The Klahoose First Nation’s re-zoning application for a marina in Squirrel Cove has been denied by the Strathcona Regional District board.
The project, a 69-berth and 46 single-point mooring marina off Cortes Island, was proposed by the Klahoose Resort Limited Partnership earlier this year.
On Thursday, the application was up for third reading and was defeated after a 2-2 vote of electoral directors, with directors Jim Abram (Quadra Island) and Noba Anderson (Cortes) in favour and directors Brenda Leigh (Area D) and Gerald Whalley (Area A) opposed.
Before the vote at Thursday’s board meeting, Anderson urged her fellow directors to vote in favour of the application.
“In keeping with this Cortes support for the new OCP (Official Community Plan), almost all of the local island input received through this re-zoning process supported the Klahoose application,” Anderson said. “Although some support came with concern about business competition and project viability, none-the-less Cortes Islanders overwhelmingly supported the application.”
Abram sided with Anderson, saying he wanted to honour the wishes of the Cortes community and added that he hoped other directors would do the same.
However, Whalley voted against the application because he felt the boaters would be the ones most directly affected by the application and at last month’s public hearing, most of them opposed the project.
Director Leigh felt the application was inconsistent with Cortes’ Official Community Plan and said she believed the proposal was not an appropriate use of the area.
Directors also gathered the opinions of more than 35 people who spoke at a public hearing July 24 at the Gorge Hall on Cortes. The public hearing itself was controversial because of the regional district’s decision to decline the Klahoose’s invitation to hold the public hearing in the First Nation’s community.
The decision by the board to hold the public hearing in what some directors dubbed a “neutral” setting, the Gorge Hall, angered many Cortes Islanders and disappointed the Klahoose as well as Anderson, who had pushed the board to change its decision.

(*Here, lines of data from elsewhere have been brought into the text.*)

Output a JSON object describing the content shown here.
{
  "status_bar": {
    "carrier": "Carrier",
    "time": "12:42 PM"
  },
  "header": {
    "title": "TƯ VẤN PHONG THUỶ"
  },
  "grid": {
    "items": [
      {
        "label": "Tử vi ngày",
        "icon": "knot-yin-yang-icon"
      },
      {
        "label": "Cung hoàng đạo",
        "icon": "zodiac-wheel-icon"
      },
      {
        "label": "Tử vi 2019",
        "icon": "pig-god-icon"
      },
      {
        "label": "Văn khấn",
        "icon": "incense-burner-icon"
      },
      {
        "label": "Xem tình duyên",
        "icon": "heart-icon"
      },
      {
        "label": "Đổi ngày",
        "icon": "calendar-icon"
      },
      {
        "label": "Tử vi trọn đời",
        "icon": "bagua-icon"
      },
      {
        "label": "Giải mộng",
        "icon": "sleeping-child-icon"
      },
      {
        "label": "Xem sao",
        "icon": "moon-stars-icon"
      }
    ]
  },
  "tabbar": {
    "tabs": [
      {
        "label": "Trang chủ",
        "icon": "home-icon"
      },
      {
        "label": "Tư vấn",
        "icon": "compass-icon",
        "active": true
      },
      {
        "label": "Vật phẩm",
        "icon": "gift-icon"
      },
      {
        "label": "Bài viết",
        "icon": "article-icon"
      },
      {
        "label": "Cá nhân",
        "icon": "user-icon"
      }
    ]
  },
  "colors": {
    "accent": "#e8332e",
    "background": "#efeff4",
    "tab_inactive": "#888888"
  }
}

But the location was never changed and nearly one hundred people came out to the Gorge Hall to have their say.
Most Cortes Islanders supported the proposal.
Bob Tracy, a 30-year full-time resident of Cortes and a yachtsman and a shell fish grower, said the development of mooring buoys would be an improvement to the old booming grounds and felt the proposed sewage pump out station would be a good asset to the area.
Yvonne Kipp from Manson’s Landing on Cortes, said the development would provide a much-needed investment to the community and a vision for the future.
Cortes’ Sonja Friesen said if the applicant was not from Cortes she would not support the development, but spoke in favour of the project because she wanted to see the Klahoose improve their economic situation.
But not everyone was in favour.
Colin Robertson of Refuge Cove Marina, the nearest community to Squirrel Cove, said he was shocked by the Klahoose’s proposal as the community has already lost its shellfish tenure and its boating fleet and the only thing that sustains their livelihood is the boating industry, which would be taken away with the Klahoose building a marina just three kilometres away.
Sheila Boutcher, president of the Council of BC Yacht Clubs, also spoke against the development on behalf of the 10,000 plus members of the BC Yacht Clubs.
Boutcher said “there are serious doubts about the economics of the current proposal and boaters will not make use of the facilities if the proposal proceeds and the wilderness ambiance is lost,” according to the minutes of the public hearing.
“There are a maximum of 30-70 boats in the Cove during the season, other marinas in the area are not at capacity. Congestion caused by the float planes and the fuel dock will be detrimental to the local economy.”
Despite the board’s decision, Anderson said in a director’s report to her constituents posted on the website cortesisland.com Tideline, that the Klahoose told the regional district in writing that it would still proceed with its marina development regardless of the board’s decision.
Anderson said in her report that the board’s decision has the potential to have consequences.
“The decision before us was not really one of the marina being developed or not but rather very simply one of supporting the will of a community and a nation or alienating a neighbouring government,” Anderson wrote. “However deeply unfortunate, we collectively chose the latter.”